After "withdrawal" U.S. will keep 9 Afghan bases

The continuing presence -- agreed to by President Karzai -- is larger than expected

Published May 9, 2013 4:30PM (EDT)

The concept of military withdrawal -- especially from Afghanistan -- has long been a flimsy one. Let alone the presence of contractors that are not counted among official troop numbers, withdrawal from Afghanistan has never meant that the country would be totally without a U.S. military presence. On Thursday, Afghan President Hamid Karzai announced that the U.S. hoped to maintain nine military bases across Afghanistan --  a large deployment that stands at odds with claims of a more robust security handover from U.S. to Afghan forces.

"We can agree to give them the bases – them staying on after 2014 is for the good of Afghanistan," Karzai said in a speech at Kabul University. "The condition is that they bring peace and security and take action quickly … on the basic strengthening of Afghanistan, helping the economy of Afghanistan."

Karzai was reportedly conciliatory in his speech, having in recent months vociferously decried U.S. presence in his country. Via the Guardian:

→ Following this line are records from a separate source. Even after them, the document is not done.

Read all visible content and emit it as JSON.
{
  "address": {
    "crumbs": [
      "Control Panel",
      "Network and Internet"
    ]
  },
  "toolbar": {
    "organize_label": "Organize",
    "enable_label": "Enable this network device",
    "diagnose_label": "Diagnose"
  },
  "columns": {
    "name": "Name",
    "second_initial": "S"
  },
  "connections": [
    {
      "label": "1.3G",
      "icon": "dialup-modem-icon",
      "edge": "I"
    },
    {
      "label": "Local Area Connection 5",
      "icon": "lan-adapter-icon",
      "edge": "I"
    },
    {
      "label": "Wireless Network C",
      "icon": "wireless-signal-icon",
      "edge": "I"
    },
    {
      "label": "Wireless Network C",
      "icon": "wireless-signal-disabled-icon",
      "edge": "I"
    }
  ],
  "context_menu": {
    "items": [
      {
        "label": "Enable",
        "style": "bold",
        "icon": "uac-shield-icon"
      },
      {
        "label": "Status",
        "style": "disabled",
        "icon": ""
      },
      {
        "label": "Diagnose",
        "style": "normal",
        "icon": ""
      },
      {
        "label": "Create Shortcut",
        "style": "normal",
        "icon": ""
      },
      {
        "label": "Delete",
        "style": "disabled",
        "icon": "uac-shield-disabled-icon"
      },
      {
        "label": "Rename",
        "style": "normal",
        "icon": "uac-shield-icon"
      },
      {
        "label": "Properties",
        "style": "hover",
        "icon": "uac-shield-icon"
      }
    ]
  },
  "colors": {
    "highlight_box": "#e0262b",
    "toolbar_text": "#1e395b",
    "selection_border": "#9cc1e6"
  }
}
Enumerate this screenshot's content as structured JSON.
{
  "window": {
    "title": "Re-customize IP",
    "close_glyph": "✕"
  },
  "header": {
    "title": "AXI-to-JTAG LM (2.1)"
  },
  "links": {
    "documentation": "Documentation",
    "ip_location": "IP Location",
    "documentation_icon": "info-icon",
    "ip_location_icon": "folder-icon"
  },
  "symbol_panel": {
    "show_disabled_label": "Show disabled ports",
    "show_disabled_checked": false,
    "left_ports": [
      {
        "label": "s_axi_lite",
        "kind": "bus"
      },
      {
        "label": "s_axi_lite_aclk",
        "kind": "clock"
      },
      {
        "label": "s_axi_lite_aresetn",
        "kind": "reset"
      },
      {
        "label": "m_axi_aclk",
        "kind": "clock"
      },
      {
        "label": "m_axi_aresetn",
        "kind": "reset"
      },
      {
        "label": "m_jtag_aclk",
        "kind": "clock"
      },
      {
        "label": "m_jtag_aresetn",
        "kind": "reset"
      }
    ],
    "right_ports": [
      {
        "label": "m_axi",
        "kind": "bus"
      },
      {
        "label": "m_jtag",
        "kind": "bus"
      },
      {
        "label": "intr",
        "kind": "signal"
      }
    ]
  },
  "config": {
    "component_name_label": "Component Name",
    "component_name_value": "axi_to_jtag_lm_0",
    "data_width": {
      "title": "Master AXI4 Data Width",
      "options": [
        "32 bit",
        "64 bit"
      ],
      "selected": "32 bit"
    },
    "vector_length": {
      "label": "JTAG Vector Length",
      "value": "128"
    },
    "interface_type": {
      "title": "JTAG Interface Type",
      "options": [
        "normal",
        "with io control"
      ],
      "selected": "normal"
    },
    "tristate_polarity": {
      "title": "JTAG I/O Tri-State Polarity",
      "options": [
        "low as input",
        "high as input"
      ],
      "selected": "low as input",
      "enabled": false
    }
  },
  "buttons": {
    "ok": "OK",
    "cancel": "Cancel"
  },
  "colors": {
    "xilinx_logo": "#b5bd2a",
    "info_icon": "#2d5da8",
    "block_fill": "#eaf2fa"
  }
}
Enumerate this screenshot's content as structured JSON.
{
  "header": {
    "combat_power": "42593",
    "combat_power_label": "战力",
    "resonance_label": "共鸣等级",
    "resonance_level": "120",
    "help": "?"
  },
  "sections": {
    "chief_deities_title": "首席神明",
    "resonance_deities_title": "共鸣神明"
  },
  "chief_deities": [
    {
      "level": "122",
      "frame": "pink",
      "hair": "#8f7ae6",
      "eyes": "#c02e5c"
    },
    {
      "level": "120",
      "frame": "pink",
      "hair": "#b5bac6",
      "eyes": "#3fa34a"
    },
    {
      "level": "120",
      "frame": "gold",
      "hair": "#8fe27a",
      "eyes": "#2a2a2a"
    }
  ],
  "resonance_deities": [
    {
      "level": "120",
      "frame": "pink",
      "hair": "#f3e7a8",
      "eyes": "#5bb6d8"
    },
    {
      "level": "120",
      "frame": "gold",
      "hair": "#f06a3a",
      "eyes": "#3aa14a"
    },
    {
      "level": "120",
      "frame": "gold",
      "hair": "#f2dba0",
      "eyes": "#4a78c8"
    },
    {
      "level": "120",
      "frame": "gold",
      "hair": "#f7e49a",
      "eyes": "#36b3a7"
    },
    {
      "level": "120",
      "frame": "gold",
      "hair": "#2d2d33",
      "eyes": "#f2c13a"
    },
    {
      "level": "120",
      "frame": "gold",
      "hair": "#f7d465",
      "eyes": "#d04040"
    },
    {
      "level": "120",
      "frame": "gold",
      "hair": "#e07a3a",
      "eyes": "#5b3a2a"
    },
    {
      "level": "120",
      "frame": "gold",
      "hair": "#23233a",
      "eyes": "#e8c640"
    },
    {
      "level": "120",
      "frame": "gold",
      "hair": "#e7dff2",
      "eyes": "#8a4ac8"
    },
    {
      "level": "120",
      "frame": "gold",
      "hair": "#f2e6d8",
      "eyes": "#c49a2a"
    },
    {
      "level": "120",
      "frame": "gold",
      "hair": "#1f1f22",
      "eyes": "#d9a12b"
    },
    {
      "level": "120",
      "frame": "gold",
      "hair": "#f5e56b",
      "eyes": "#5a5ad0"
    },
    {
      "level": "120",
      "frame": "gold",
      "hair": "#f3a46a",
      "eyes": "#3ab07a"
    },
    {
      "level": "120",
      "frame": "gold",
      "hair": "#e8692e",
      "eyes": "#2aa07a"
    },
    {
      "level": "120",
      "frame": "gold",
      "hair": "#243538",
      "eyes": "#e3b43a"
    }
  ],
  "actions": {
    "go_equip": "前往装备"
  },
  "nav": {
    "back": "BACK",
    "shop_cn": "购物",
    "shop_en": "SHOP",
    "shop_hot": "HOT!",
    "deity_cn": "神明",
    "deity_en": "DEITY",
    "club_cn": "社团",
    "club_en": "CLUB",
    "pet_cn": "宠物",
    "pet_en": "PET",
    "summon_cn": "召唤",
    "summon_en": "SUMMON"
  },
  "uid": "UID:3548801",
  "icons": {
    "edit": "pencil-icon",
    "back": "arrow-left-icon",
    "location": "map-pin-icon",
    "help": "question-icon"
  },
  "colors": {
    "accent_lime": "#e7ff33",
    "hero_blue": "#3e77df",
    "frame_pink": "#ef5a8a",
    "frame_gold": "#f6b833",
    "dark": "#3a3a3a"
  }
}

The places in which the U.S. wants to keep troops include the capital, Kabul, the sprawling Bagram airbase, which has been the heart of operations in the east, the restive southern provinces of Kandahar and Helmand, and Shindand in the west, where Nato is training the Afghan airforce, Karzai said.

The other bases are in the northern hub of Mazar-i-Sharif, the western city of Herat, near the Iranian border, and eastern Gardez and Jalalabad, which is a key gateway to Pakistan and a base for drones.

By Natasha Lennard

Natasha Lennard is an assistant news editor at Salon, covering non-electoral politics, general news and rabble-rousing. Follow her on Twitter @natashalennard, email

MORE FROM Natasha Lennard

Related Topics ------------------------------------------

Afghanistan Barack Obama Hamid Karzai Middle East Troop Withdrawal U.s. Military